In the eighth section of John Severson’s 1970 film, “Pacific Vibrations,” US Champion Corky Carroll straps a couple of midlength single-fins to the top of his Mercedes and heads to Arizona for a surf. Tempe was home to Big Surf Waterpark–the first surfable wavepool in the United States.

The angled sides of the wavepool combined with the huge faux-volcanic rock wall backdrop make the surf venue look like an ancient Mesoamerican ballgame court. The waves lurking behind the Skull Island-like wall were anything but Kong-sized but they were indeed rideable. During the pool’s crowded surf-mat sessions, Big Surf looks more dangerous than both a game of Tlachtli and the mythical island home of that giant gorilla combined.

“Pacific Vibrations” isn’t the only film to feature Big Surf, it was where Rick Kane learned to ride waves before becoming a Pipe Master in the incredibly-and often overly-quotable 1987 Hollywood film “North Shore.”

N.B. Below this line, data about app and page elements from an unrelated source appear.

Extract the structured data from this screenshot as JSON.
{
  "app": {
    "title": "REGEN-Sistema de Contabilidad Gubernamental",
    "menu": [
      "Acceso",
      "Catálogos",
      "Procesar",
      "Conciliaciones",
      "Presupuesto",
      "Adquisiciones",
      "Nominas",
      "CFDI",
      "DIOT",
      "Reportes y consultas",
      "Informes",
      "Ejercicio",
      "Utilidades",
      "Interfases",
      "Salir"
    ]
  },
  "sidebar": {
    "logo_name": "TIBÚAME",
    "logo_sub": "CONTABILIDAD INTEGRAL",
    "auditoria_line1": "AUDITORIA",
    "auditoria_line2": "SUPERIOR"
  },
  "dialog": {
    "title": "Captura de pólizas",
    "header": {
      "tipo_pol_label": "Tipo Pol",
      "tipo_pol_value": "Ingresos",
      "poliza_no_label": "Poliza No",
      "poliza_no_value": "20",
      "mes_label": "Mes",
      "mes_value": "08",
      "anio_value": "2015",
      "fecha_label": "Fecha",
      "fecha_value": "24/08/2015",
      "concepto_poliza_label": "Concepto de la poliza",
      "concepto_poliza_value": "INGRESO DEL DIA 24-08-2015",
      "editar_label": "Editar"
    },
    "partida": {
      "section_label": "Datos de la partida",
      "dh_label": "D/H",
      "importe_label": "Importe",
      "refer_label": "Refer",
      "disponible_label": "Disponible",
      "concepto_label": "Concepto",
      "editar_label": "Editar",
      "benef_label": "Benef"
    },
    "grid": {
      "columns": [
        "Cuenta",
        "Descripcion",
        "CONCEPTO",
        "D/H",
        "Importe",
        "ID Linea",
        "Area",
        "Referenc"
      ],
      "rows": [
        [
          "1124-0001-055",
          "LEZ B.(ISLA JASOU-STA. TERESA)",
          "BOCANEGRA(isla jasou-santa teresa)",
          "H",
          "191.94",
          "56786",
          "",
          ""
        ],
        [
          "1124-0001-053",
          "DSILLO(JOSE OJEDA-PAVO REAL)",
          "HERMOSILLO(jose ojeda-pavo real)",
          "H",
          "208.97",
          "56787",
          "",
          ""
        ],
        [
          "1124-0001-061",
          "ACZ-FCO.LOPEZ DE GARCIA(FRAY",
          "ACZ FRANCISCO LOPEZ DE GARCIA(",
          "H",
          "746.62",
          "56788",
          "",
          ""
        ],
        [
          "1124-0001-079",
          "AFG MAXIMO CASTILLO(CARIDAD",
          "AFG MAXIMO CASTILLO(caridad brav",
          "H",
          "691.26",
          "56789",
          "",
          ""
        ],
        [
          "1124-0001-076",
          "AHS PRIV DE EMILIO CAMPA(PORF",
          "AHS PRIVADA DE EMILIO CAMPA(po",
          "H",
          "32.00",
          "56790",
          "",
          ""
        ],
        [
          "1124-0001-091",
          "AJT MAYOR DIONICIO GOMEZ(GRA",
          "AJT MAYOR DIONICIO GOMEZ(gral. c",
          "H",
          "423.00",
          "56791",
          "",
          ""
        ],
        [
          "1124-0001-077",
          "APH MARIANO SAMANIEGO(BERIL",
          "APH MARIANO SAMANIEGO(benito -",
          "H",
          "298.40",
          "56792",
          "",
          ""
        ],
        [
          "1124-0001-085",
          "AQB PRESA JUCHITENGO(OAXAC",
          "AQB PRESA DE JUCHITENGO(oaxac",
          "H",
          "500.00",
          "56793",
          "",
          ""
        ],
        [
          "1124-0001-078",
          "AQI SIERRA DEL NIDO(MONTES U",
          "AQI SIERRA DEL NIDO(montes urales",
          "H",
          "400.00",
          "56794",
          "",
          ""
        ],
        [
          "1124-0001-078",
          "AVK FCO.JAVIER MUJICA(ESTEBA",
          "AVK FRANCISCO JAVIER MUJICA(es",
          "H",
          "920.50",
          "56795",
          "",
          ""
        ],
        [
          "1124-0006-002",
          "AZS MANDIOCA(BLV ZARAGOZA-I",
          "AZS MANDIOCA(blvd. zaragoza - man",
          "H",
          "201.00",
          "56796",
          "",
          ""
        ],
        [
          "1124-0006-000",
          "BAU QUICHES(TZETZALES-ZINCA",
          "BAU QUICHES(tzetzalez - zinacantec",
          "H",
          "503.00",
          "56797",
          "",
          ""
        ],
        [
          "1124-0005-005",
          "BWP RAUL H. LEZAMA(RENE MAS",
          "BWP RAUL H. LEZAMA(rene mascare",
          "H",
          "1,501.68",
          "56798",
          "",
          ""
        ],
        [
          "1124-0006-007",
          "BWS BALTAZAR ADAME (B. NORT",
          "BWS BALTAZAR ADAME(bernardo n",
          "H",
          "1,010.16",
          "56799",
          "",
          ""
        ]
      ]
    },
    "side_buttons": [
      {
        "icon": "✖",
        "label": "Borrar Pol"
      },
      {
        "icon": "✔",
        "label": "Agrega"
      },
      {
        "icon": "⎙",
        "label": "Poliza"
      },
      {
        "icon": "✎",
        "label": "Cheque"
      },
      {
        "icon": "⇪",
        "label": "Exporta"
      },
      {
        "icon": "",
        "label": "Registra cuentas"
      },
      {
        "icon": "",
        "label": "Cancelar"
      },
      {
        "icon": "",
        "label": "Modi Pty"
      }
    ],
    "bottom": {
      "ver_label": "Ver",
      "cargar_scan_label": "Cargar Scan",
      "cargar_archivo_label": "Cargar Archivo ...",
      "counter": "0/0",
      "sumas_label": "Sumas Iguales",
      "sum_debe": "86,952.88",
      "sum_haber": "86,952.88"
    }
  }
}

Big Surf still breaks today, the Skull Island wall has long been replaced by a mural of a rainbow stretching across a partly cloudy sky with hundreds of stoked ‘Zonies trim’n and grin’n over one another on the daily.

By the looks of the elf-shoe rocker in the noses of Carroll’s Grand Canyon State quiver, maybe he was expecting a more literal interpretation of Big Surf Waterpark’s name.

For more Pacific Vibrations sections, click here.